• **ASSIGNMENT**: If an entry holds a picture, leave the picture out and copy the rest exactly.

**** MATERIAL FOR THE TASK ****

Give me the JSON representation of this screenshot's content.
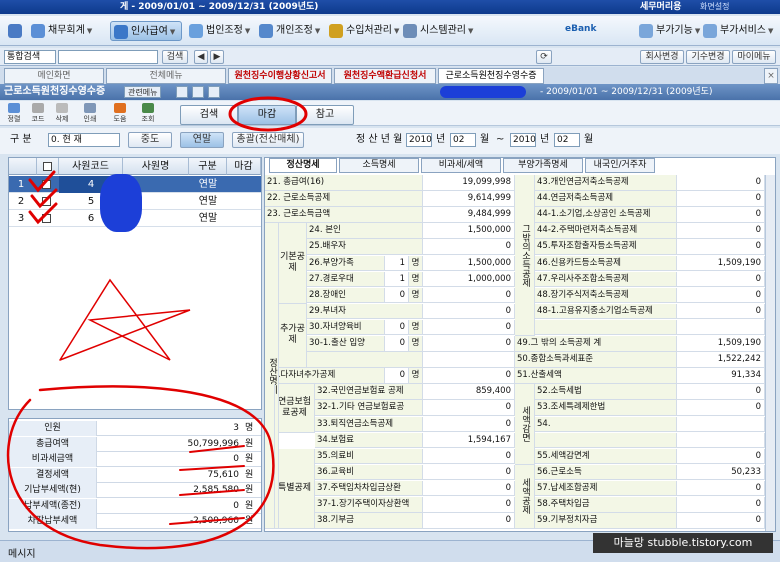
{
  "window": {
    "title": "게 - 2009/01/01 ~ 2009/12/31 (2009년도)",
    "brand": "세무머리용",
    "tray": "화면설정"
  },
  "menu": [
    {
      "label": "채무회계"
    },
    {
      "label": "인사급여"
    },
    {
      "label": "법인조정"
    },
    {
      "label": "개인조정"
    },
    {
      "label": "수입처관리"
    },
    {
      "label": "시스템관리"
    }
  ],
  "menu_right": {
    "bank": "eBank",
    "extra": "부가기능",
    "service": "부가서비스"
  },
  "search": {
    "select": "통합검색",
    "button": "검색"
  },
  "top_buttons": [
    "회사변경",
    "기수변경",
    "마이메뉴"
  ],
  "tabs": [
    "메인화면",
    "전체메뉴",
    "원천징수이행상황신고서",
    "원천징수액환급신청서",
    "근로소득원천징수영수증"
  ],
  "form": {
    "title": "근로소득원천징수영수증",
    "menu_btn": "관련메뉴",
    "period": "- 2009/01/01 ~ 2009/12/31 (2009년도)"
  },
  "iconbar": [
    "정렬",
    "코드",
    "삭제",
    "인쇄",
    "도움",
    "조회"
  ],
  "actions": {
    "search": "검색",
    "close": "마감",
    "ref": "참고"
  },
  "filter": {
    "gubun": "구  분",
    "gubun_val": "0. 현   재",
    "mid": "중도",
    "year": "연말",
    "total": "총괄(전산매체)",
    "period_label": "정 산 년 월",
    "from_year": "2010",
    "from_month": "02",
    "year_unit": "년",
    "month_unit": "월",
    "tilde": "~",
    "to_year": "2010",
    "to_month": "02"
  },
  "emp_grid": {
    "headers": [
      "사원코드",
      "사원명",
      "구분",
      "마감"
    ],
    "rows": [
      {
        "no": "1",
        "code": "4",
        "type": "연말"
      },
      {
        "no": "2",
        "code": "5",
        "type": "연말"
      },
      {
        "no": "3",
        "code": "6",
        "type": "연말"
      }
    ]
  },
  "summary": [
    {
      "label": "인원",
      "value": "3",
      "unit": "명"
    },
    {
      "label": "총급여액",
      "value": "50,799,996",
      "unit": "원"
    },
    {
      "label": "비과세금액",
      "value": "0",
      "unit": "원"
    },
    {
      "label": "결정세액",
      "value": "75,610",
      "unit": "원"
    },
    {
      "label": "기납부세액(현)",
      "value": "2,585,580",
      "unit": "원"
    },
    {
      "label": "납부세액(종전)",
      "value": "0",
      "unit": "원"
    },
    {
      "label": "차감납부세액",
      "value": "-2,509,960",
      "unit": "원"
    }
  ],
  "rtabs": [
    "정산명세",
    "소득명세",
    "비과세/세액",
    "부양가족명세",
    "내국인/거주자"
  ],
  "lrows": [
    {
      "label": "21. 총급여(16)",
      "val": "19,099,998"
    },
    {
      "label": "22. 근로소득공제",
      "val": "9,614,999"
    },
    {
      "label": "23. 근로소득금액",
      "val": "9,484,999"
    },
    {
      "label": "24. 본인",
      "val": "1,500,000"
    },
    {
      "label": "25.배우자",
      "val": "0"
    },
    {
      "label": "26.부양가족",
      "cnt": "1",
      "cu": "명",
      "val": "1,500,000"
    },
    {
      "label": "27.경로우대",
      "cnt": "1",
      "cu": "명",
      "val": "1,000,000"
    },
    {
      "label": "28.장애인",
      "cnt": "0",
      "cu": "명",
      "val": "0"
    },
    {
      "label": "29.부녀자",
      "val": "0"
    },
    {
      "label": "30.자녀양육비",
      "cnt": "0",
      "cu": "명",
      "val": "0"
    },
    {
      "label": "30-1.출산 입양",
      "cnt": "0",
      "cu": "명",
      "val": "0"
    },
    {
      "label": "",
      "val": ""
    },
    {
      "label": "31.다자녀추가공제",
      "cnt": "0",
      "cu": "명",
      "val": "0"
    },
    {
      "label": "32.국민연금보험료 공제",
      "val": "859,400"
    },
    {
      "label": "32-1.기타 연금보험료공",
      "val": "0"
    },
    {
      "label": "33.퇴직연금소득공제",
      "val": "0"
    },
    {
      "label": "34.보험료",
      "val": "1,594,167"
    },
    {
      "label": "35.의료비",
      "val": "0"
    },
    {
      "label": "36.교육비",
      "val": "0"
    },
    {
      "label": "37.주택임차차입금상환",
      "val": "0"
    },
    {
      "label": "37-1.장기주택이자상환액",
      "val": "0"
    },
    {
      "label": "38.기부금",
      "val": "0"
    }
  ],
  "lgroups": [
    "기본공제",
    "추가공제",
    "연금보험료공제",
    "특별공제",
    "정산명세"
  ],
  "rrows": [
    {
      "label": "43.개인연금저축소득공제",
      "val": "0"
    },
    {
      "label": "44.연금저축소득공제",
      "val": "0"
    },
    {
      "label": "44-1.소기업,소상공인 소득공제",
      "val": "0"
    },
    {
      "label": "44-2.주택마련저축소득공제",
      "val": "0"
    },
    {
      "label": "45.투자조합출자등소득공제",
      "val": "0"
    },
    {
      "label": "46.신용카드등소득공제",
      "val": "1,509,190"
    },
    {
      "label": "47.우리사주조합소득공제",
      "val": "0"
    },
    {
      "label": "48.장기주식저축소득공제",
      "val": "0"
    },
    {
      "label": "48-1.고용유지중소기업소득공제",
      "val": "0"
    },
    {
      "label": "",
      "val": ""
    },
    {
      "label": "49.그 밖의 소득공제 계",
      "val": "1,509,190"
    },
    {
      "label": "50.종합소득과세표준",
      "val": "1,522,242"
    },
    {
      "label": "51.산출세액",
      "val": "91,334"
    },
    {
      "label": "52.소득세법",
      "val": "0"
    },
    {
      "label": "53.조세특례제한법",
      "val": "0"
    },
    {
      "label": "54.",
      "val": ""
    },
    {
      "label": "",
      "val": ""
    },
    {
      "label": "55.세액감면계",
      "val": "0"
    },
    {
      "label": "56.근로소득",
      "val": "50,233"
    },
    {
      "label": "57.납세조합공제",
      "val": "0"
    },
    {
      "label": "58.주택차입금",
      "val": "0"
    },
    {
      "label": "59.기부정치자금",
      "val": "0"
    }
  ],
  "rgroups": [
    "그밖의소득공제",
    "세액감면",
    "세액공제"
  ],
  "status": {
    "msg": "메시지"
  },
  "watermark": "마늘망 stubble.tistory.com",
  "colors": {
    "accent": "#3a6ab0",
    "red": "#e00000",
    "redact": "#1c3fd8"
  }
}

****

• **OUTPUT FOR THIS EXERCISE**:
Give me the JSON representation of this screenshot's content.
{
  "window": {
    "title": "게 - 2009/01/01 ~ 2009/12/31 (2009년도)",
    "brand": "세무머리용",
    "tray": "화면설정"
  },
  "menu": [
    {
      "label": "채무회계"
    },
    {
      "label": "인사급여"
    },
    {
      "label": "법인조정"
    },
    {
      "label": "개인조정"
    },
    {
      "label": "수입처관리"
    },
    {
      "label": "시스템관리"
    }
  ],
  "menu_right": {
    "bank": "eBank",
    "extra": "부가기능",
    "service": "부가서비스"
  },
  "search": {
    "select": "통합검색",
    "button": "검색"
  },
  "top_buttons": [
    "회사변경",
    "기수변경",
    "마이메뉴"
  ],
  "tabs": [
    "메인화면",
    "전체메뉴",
    "원천징수이행상황신고서",
    "원천징수액환급신청서",
    "근로소득원천징수영수증"
  ],
  "form": {
    "title": "근로소득원천징수영수증",
    "menu_btn": "관련메뉴",
    "period": "- 2009/01/01 ~ 2009/12/31 (2009년도)"
  },
  "iconbar": [
    "정렬",
    "코드",
    "삭제",
    "인쇄",
    "도움",
    "조회"
  ],
  "actions": {
    "search": "검색",
    "close": "마감",
    "ref": "참고"
  },
  "filter": {
    "gubun": "구  분",
    "gubun_val": "0. 현   재",
    "mid": "중도",
    "year": "연말",
    "total": "총괄(전산매체)",
    "period_label": "정 산 년 월",
    "from_year": "2010",
    "from_month": "02",
    "year_unit": "년",
    "month_unit": "월",
    "tilde": "~",
    "to_year": "2010",
    "to_month": "02"
  },
  "emp_grid": {
    "headers": [
      "사원코드",
      "사원명",
      "구분",
      "마감"
    ],
    "rows": [
      {
        "no": "1",
        "code": "4",
        "type": "연말"
      },
      {
        "no": "2",
        "code": "5",
        "type": "연말"
      },
      {
        "no": "3",
        "code": "6",
        "type": "연말"
      }
    ]
  },
  "summary": [
    {
      "label": "인원",
      "value": "3",
      "unit": "명"
    },
    {
      "label": "총급여액",
      "value": "50,799,996",
      "unit": "원"
    },
    {
      "label": "비과세금액",
      "value": "0",
      "unit": "원"
    },
    {
      "label": "결정세액",
      "value": "75,610",
      "unit": "원"
    },
    {
      "label": "기납부세액(현)",
      "value": "2,585,580",
      "unit": "원"
    },
    {
      "label": "납부세액(종전)",
      "value": "0",
      "unit": "원"
    },
    {
      "label": "차감납부세액",
      "value": "-2,509,960",
      "unit": "원"
    }
  ],
  "rtabs": [
    "정산명세",
    "소득명세",
    "비과세/세액",
    "부양가족명세",
    "내국인/거주자"
  ],
  "lrows": [
    {
      "label": "21. 총급여(16)",
      "val": "19,099,998"
    },
    {
      "label": "22. 근로소득공제",
      "val": "9,614,999"
    },
    {
      "label": "23. 근로소득금액",
      "val": "9,484,999"
    },
    {
      "label": "24. 본인",
      "val": "1,500,000"
    },
    {
      "label": "25.배우자",
      "val": "0"
    },
    {
      "label": "26.부양가족",
      "cnt": "1",
      "cu": "명",
      "val": "1,500,000"
    },
    {
      "label": "27.경로우대",
      "cnt": "1",
      "cu": "명",
      "val": "1,000,000"
    },
    {
      "label": "28.장애인",
      "cnt": "0",
      "cu": "명",
      "val": "0"
    },
    {
      "label": "29.부녀자",
      "val": "0"
    },
    {
      "label": "30.자녀양육비",
      "cnt": "0",
      "cu": "명",
      "val": "0"
    },
    {
      "label": "30-1.출산 입양",
      "cnt": "0",
      "cu": "명",
      "val": "0"
    },
    {
      "label": "",
      "val": ""
    },
    {
      "label": "31.다자녀추가공제",
      "cnt": "0",
      "cu": "명",
      "val": "0"
    },
    {
      "label": "32.국민연금보험료 공제",
      "val": "859,400"
    },
    {
      "label": "32-1.기타 연금보험료공",
      "val": "0"
    },
    {
      "label": "33.퇴직연금소득공제",
      "val": "0"
    },
    {
      "label": "34.보험료",
      "val": "1,594,167"
    },
    {
      "label": "35.의료비",
      "val": "0"
    },
    {
      "label": "36.교육비",
      "val": "0"
    },
    {
      "label": "37.주택임차차입금상환",
      "val": "0"
    },
    {
      "label": "37-1.장기주택이자상환액",
      "val": "0"
    },
    {
      "label": "38.기부금",
      "val": "0"
    }
  ],
  "lgroups": [
    "기본공제",
    "추가공제",
    "연금보험료공제",
    "특별공제",
    "정산명세"
  ],
  "rrows": [
    {
      "label": "43.개인연금저축소득공제",
      "val": "0"
    },
    {
      "label": "44.연금저축소득공제",
      "val": "0"
    },
    {
      "label": "44-1.소기업,소상공인 소득공제",
      "val": "0"
    },
    {
      "label": "44-2.주택마련저축소득공제",
      "val": "0"
    },
    {
      "label": "45.투자조합출자등소득공제",
      "val": "0"
    },
    {
      "label": "46.신용카드등소득공제",
      "val": "1,509,190"
    },
    {
      "label": "47.우리사주조합소득공제",
      "val": "0"
    },
    {
      "label": "48.장기주식저축소득공제",
      "val": "0"
    },
    {
      "label": "48-1.고용유지중소기업소득공제",
      "val": "0"
    },
    {
      "label": "",
      "val": ""
    },
    {
      "label": "49.그 밖의 소득공제 계",
      "val": "1,509,190"
    },
    {
      "label": "50.종합소득과세표준",
      "val": "1,522,242"
    },
    {
      "label": "51.산출세액",
      "val": "91,334"
    },
    {
      "label": "52.소득세법",
      "val": "0"
    },
    {
      "label": "53.조세특례제한법",
      "val": "0"
    },
    {
      "label": "54.",
      "val": ""
    },
    {
      "label": "",
      "val": ""
    },
    {
      "label": "55.세액감면계",
      "val": "0"
    },
    {
      "label": "56.근로소득",
      "val": "50,233"
    },
    {
      "label": "57.납세조합공제",
      "val": "0"
    },
    {
      "label": "58.주택차입금",
      "val": "0"
    },
    {
      "label": "59.기부정치자금",
      "val": "0"
    }
  ],
  "rgroups": [
    "그밖의소득공제",
    "세액감면",
    "세액공제"
  ],
  "status": {
    "msg": "메시지"
  },
  "watermark": "마늘망 stubble.tistory.com",
  "colors": {
    "accent": "#3a6ab0",
    "red": "#e00000",
    "redact": "#1c3fd8"
  }
}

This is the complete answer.